Work task: How many of the lines below hold "emoji"? Only the number, please.

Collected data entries
_____

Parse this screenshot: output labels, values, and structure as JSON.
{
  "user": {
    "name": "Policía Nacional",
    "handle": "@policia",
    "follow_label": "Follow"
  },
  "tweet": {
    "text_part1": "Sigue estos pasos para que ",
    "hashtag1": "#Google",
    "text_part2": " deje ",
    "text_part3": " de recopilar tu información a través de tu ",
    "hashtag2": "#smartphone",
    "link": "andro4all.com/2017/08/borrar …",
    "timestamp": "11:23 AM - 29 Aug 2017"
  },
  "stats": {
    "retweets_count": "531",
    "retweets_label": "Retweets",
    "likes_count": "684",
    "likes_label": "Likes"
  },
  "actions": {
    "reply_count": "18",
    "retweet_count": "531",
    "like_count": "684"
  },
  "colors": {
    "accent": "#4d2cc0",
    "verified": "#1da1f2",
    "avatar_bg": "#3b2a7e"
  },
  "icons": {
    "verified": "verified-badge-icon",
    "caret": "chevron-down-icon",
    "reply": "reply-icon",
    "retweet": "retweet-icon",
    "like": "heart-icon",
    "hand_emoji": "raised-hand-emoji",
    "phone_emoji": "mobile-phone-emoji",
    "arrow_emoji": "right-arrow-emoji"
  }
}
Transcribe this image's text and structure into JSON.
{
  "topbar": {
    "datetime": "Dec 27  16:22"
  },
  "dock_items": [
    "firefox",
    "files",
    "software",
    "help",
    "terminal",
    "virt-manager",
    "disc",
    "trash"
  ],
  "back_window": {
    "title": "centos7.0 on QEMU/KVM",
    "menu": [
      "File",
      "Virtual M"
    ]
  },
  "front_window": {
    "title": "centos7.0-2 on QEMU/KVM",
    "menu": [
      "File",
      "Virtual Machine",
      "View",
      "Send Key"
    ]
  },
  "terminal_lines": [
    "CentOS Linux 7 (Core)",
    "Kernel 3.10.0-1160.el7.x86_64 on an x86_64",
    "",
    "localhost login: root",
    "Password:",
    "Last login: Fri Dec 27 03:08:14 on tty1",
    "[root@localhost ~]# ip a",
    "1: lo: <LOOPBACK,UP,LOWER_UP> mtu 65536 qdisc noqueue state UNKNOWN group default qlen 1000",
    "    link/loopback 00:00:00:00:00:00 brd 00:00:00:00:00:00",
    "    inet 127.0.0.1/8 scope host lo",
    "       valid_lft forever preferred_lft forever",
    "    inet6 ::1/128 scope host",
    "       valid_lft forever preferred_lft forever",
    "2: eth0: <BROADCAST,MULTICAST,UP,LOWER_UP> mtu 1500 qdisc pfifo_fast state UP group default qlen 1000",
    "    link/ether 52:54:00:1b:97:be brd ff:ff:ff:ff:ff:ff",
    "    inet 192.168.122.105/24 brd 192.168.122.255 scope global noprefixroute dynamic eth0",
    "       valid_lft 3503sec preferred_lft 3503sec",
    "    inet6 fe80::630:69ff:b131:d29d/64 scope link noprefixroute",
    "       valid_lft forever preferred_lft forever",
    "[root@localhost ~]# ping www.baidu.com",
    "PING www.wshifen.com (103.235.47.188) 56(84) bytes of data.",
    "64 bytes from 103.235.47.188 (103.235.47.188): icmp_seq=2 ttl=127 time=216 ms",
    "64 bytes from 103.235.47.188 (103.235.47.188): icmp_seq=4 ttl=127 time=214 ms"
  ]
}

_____

Answer: 3